What you should do: Copy out each line of the entries where the word "Components" is present.

.....

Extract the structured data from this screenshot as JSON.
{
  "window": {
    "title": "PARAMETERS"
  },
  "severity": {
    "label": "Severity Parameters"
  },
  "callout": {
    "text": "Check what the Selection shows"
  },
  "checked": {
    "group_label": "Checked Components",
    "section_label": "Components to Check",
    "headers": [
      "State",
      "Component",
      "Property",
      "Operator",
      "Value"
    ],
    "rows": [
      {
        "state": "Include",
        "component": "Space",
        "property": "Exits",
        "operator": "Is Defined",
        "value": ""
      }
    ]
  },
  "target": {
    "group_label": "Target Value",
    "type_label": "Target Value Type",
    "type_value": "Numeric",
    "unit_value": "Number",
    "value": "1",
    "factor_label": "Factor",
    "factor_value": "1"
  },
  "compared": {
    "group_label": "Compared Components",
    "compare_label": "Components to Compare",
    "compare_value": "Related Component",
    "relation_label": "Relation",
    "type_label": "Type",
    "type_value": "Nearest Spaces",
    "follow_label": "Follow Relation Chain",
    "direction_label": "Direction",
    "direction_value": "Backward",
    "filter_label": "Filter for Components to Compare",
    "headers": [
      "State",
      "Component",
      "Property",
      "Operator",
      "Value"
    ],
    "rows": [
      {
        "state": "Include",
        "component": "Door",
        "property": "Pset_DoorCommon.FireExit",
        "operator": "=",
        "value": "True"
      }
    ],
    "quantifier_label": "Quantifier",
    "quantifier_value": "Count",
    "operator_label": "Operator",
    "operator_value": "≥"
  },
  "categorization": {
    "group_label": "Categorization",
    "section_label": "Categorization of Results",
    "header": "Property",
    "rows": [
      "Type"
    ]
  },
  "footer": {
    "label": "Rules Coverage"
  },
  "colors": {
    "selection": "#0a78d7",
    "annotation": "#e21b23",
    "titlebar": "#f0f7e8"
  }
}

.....

Task response:
    "group_label": "Checked Components",
    "section_label": "Components to Check",
    "group_label": "Compared Components",
    "compare_label": "Components to Compare",
    "filter_label": "Filter for Components to Compare",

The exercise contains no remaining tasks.